Jack Ralite was minister of Health at the beginning of the first term of François Mitterrand.
© AFP/ BERTRAND GUAY
Jack Ralite, former minister of communist rule, died Sunday at the age of 89 years. This is Meriem Derkaoui, the mayor of the city of Aubervilliers (Seine-Saint-Denis), a city which he led from 1984 to 2003, which announced it. “It is with great sadness and deep emotion that we learnt of the death at the age of 89, Jack Ralite this Sunday 12 November. His state of weakness had led to his hospitalization two weeks ago,” writes the mayor on the website of the city. Jack Ralite was one of the ministers in the communist government of Pierre Mauroy from 1981 to 1984.
Born may 14, 1928 in Chalons-sur-Marne (Marne), Jack Ralite had joined the PCF in 1947. A journalist for the communist newspaper The Humanity and to Humanity-Sunday, this self-taught enthusiast of culture is elected for the first time to the city council of Aubervilliers in 1959. He attended directors such as Pierre Dumayet, Stellio Lorenzi, and Claude Barma. He then became first deputy to the mayor, and then, in 1984, the mayor of this shire communist. Jack Ralite has often prided itself also have installed a national theatre, a conservatory and three libraries. In November 2002, it had announced that it would abandon its mandate in the spring of 2003 to make way for a mayor younger, then remaining a city councillor until 2008.
Minister of François Mitterrand
Member of parliament for Seine-Saint-Denis from 1973 to 1981, this massive man, known for his character steep, and the taste of the quotations, manifesto to the Assembly of a great interest for the cultural issues. He became rapporteur of the budget of the film. Jack Ralite, however, had resigned his parliamentary mandate in July 1981 to enter in the governments Mauroy as Health minister (1981-1983), and then as minister in charge of Employment (1983-1984). In Health, he was engaged in the suppression of the private sector in hospitals, and was struck immediately in the hostility of a good part of the body medical.
Since 1995 and until 2011, Jack Ralite, regional councillor of Île-de-France from 1986 to 1992, had been a senator of Seine-Saint-Denis. Jack Ralite, a specialist in cultural issues in the CPF, has been a member of the central committee, then national from 1979 to 2000. It was one of the leaders of the “refondateurs”, supporters of a profound transformation of the PCF, calling for “a néocommunisme less monolithic”.

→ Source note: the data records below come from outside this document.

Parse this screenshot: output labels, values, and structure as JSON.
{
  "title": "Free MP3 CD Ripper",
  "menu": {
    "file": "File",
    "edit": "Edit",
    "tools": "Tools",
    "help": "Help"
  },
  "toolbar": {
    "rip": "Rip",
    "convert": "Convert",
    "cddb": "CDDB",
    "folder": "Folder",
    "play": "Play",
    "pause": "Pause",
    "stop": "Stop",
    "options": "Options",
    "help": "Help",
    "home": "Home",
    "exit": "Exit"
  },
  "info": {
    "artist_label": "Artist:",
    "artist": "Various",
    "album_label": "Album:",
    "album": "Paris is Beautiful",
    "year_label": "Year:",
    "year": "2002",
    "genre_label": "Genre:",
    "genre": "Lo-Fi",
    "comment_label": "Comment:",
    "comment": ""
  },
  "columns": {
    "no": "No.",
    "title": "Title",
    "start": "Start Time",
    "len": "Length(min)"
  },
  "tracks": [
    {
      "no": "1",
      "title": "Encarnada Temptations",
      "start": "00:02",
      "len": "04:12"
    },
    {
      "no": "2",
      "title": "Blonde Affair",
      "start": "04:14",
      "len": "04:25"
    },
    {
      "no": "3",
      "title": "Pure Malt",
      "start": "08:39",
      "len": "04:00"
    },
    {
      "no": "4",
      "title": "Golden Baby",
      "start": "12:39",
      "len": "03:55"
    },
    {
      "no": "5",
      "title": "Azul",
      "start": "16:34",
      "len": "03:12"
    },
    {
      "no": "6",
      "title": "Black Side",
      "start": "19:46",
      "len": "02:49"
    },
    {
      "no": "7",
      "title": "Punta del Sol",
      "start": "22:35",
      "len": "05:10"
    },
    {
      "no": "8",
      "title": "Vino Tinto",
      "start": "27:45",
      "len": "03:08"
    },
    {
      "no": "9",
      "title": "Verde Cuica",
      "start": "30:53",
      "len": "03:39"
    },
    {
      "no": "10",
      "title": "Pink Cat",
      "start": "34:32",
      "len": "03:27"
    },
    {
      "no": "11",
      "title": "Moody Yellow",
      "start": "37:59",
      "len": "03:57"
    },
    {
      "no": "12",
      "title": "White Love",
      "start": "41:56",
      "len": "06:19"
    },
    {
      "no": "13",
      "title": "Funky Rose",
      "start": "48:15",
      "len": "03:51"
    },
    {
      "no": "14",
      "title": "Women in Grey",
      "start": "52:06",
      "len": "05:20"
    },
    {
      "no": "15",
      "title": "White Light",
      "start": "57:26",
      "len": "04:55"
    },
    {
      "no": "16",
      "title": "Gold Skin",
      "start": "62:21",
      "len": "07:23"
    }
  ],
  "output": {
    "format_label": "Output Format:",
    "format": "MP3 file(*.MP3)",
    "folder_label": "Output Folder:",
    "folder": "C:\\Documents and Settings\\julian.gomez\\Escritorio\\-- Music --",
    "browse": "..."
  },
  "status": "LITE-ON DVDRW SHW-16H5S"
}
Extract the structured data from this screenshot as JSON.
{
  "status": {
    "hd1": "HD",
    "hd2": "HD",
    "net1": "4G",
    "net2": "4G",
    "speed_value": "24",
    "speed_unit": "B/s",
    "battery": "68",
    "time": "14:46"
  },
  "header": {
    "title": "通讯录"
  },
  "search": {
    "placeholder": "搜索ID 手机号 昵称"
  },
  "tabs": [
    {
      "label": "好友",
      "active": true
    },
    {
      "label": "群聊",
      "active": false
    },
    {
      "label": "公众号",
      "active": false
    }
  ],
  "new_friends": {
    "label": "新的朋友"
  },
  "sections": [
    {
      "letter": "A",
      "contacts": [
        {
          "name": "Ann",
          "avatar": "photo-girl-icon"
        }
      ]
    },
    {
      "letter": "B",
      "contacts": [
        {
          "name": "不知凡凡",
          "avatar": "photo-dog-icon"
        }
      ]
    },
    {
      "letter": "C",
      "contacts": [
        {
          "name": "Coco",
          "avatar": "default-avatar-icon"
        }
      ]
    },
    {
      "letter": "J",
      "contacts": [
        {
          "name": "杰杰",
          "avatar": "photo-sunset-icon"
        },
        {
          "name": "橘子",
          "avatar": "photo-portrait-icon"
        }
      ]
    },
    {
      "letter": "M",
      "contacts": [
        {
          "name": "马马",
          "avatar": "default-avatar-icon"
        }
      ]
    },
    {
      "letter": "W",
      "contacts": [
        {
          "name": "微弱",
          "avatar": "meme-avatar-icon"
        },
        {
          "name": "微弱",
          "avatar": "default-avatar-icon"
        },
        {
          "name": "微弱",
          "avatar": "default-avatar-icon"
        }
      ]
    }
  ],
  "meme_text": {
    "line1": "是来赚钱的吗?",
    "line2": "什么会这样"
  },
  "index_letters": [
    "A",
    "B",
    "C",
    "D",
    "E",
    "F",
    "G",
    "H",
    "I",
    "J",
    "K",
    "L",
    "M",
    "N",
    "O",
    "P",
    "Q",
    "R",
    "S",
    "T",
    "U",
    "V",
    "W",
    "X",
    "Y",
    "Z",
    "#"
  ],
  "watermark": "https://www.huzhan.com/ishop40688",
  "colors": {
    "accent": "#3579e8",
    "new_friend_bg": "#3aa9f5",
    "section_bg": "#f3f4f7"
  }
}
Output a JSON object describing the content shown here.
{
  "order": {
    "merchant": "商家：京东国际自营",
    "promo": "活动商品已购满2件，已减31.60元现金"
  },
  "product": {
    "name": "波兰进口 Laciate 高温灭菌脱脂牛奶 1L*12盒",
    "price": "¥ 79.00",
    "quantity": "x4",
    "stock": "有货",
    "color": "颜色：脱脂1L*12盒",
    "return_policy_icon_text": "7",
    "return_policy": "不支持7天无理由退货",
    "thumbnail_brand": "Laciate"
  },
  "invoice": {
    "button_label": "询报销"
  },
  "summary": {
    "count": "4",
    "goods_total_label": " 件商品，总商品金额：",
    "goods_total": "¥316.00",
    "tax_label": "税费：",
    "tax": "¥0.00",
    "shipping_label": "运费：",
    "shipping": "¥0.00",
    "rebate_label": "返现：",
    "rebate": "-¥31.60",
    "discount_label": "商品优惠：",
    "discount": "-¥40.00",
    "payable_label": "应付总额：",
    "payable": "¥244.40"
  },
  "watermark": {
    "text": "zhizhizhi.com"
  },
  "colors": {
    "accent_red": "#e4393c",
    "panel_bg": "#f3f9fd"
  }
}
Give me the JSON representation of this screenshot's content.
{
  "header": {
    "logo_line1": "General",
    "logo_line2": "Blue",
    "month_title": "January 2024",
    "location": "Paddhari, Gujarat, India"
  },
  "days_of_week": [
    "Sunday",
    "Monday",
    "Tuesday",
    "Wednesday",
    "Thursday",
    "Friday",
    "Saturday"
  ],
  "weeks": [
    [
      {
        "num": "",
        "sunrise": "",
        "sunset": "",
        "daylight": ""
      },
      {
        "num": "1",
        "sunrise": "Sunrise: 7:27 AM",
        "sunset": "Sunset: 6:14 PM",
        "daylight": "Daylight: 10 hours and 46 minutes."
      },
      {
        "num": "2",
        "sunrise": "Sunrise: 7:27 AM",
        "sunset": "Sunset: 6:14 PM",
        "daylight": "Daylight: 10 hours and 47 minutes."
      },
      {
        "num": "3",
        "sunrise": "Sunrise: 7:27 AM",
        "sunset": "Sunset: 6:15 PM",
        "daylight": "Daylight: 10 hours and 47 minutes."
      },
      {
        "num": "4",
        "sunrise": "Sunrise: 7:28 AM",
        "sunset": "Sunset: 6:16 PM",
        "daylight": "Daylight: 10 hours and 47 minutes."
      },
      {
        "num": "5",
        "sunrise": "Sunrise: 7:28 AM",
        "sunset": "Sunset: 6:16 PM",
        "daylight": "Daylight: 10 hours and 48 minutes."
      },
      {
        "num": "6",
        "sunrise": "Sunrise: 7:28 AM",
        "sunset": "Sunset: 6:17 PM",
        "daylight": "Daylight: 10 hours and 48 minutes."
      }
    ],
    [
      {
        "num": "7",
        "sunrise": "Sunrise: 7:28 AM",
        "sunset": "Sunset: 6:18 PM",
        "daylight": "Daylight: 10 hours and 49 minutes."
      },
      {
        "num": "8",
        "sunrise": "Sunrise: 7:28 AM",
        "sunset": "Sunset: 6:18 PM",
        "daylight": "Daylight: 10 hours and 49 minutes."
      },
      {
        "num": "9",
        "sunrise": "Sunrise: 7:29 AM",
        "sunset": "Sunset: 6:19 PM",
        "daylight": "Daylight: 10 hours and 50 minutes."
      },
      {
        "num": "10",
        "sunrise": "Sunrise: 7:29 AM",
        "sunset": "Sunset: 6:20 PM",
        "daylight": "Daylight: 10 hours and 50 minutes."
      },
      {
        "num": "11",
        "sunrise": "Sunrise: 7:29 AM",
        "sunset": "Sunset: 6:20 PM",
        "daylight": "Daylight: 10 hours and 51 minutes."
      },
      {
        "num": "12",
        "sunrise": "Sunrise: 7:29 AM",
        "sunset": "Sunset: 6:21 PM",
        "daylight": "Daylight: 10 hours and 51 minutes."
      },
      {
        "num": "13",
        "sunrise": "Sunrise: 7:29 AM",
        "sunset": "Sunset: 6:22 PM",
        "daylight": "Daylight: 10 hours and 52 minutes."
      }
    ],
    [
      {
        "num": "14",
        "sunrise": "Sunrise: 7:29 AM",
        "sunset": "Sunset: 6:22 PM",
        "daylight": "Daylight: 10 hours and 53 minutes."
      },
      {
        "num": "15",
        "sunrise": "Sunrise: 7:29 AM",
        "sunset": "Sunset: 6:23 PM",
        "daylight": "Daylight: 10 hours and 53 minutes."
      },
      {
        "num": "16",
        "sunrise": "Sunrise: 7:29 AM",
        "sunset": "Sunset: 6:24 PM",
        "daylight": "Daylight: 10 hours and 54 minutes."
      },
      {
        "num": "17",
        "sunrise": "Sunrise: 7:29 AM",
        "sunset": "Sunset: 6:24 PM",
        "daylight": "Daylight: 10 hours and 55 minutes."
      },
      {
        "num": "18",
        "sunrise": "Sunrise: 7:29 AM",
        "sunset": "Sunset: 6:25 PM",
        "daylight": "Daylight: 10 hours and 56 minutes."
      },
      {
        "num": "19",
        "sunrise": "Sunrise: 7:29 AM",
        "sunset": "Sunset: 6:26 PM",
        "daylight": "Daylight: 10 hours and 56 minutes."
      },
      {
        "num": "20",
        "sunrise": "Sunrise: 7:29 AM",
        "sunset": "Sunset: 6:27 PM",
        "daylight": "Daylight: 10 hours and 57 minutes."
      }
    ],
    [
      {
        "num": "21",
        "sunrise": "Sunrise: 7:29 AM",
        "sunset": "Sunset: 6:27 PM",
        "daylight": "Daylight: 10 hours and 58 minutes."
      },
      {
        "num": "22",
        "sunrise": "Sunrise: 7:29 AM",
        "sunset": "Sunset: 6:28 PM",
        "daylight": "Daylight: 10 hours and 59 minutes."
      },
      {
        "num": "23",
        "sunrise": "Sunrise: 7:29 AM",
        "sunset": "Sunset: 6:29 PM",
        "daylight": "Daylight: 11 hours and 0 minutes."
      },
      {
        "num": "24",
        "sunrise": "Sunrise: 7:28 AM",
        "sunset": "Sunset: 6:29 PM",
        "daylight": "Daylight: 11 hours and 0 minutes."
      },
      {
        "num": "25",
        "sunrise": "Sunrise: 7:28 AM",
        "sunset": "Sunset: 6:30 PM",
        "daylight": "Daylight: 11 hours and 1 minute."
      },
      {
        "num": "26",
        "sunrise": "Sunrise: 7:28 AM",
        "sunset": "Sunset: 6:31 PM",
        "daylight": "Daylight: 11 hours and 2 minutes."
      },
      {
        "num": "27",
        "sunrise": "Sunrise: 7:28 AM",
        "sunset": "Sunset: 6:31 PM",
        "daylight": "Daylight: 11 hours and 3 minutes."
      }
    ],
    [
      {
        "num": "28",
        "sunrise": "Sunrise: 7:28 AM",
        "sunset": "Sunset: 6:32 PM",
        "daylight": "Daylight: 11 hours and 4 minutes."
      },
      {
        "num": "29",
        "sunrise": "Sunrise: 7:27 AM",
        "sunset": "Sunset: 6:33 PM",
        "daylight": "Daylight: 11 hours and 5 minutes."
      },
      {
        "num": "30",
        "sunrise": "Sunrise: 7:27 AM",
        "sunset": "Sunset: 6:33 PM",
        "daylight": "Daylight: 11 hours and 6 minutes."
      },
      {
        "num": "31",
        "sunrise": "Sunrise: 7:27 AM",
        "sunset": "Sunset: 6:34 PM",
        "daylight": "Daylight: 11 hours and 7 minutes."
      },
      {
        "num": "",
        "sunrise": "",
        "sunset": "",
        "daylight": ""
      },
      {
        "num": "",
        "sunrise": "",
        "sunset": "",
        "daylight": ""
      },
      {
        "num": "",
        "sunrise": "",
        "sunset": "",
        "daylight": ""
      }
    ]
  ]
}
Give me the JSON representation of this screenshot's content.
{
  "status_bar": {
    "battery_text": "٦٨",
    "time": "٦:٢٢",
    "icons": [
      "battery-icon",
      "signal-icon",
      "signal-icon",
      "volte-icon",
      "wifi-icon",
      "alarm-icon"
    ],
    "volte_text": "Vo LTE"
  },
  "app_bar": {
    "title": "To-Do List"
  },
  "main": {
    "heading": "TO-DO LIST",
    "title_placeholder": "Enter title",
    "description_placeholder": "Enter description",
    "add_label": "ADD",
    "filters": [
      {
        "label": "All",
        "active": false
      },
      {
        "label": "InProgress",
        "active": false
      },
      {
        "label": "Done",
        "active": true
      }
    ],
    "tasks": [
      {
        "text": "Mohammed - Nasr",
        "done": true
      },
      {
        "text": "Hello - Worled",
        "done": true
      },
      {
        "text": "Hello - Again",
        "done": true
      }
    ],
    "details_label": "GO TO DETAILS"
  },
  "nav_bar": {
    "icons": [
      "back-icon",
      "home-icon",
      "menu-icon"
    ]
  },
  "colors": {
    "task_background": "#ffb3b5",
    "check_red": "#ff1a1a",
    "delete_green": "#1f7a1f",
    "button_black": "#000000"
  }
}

Passionate about culture
This lover of culture, including theatre, has been a director of la colline national Theater (TNC). He was also a director of the public institution of the City of music (1996-2006). Jack Ralite was also a member of the High Committee for housing of disadvantaged people, the national Council of innovation for student success, and the political council of the foundation Act against exclusion, launched by the former socialist minister Martine Aubry.
He moved with ease in artistic circles, where he has many friends, including the actors and stage directors Jean Vilar and Antoine Vitez. “With Vilar, it was the loving friendship, and with Vitez admiration affectionate”, said the one who welcomed Paul Claudel “, the author of the theatre of the greatest of our time”. Also a great reader, this amateur Musil, Gracq, Stendhal, Balzac, Malraux, Brecht or Aragon, admitted that he re-read “very often, either for work or for pleasure”.
In 2014, it was at the initiative of a letter to François Hollande and signed by more than 150 personalities from the world of culture who expressed their “deep concern” about the cultural policy of the government. “Culture is not a luxury, which, in times of scarcity, it would be necessary to get rid of, culture is the future, the recovery, the instrument of emancipation”, people said in the letter.
“Sad day, Jack Ralite, my friend, my comrade , this great and beautiful man is died today…”, reacted on Twitter to the senator, CRC, Seine-Saint-Denis Éliane Assassi. “Sadness and emotion to the announcement of the death of J. Ralite. (…) He was passionately committed to the culture, demanding, and popular. Attached to the left gathered, he defended the suburbs with sensitivity,” responded Stéphane Troussel, president of the department of Seine-Saint-Denis. In Aubervilliers, as soon as this Sunday, “the flags will be flown at half-mast and a tribute will be made in the coming days,” said Meriem Derkaoui.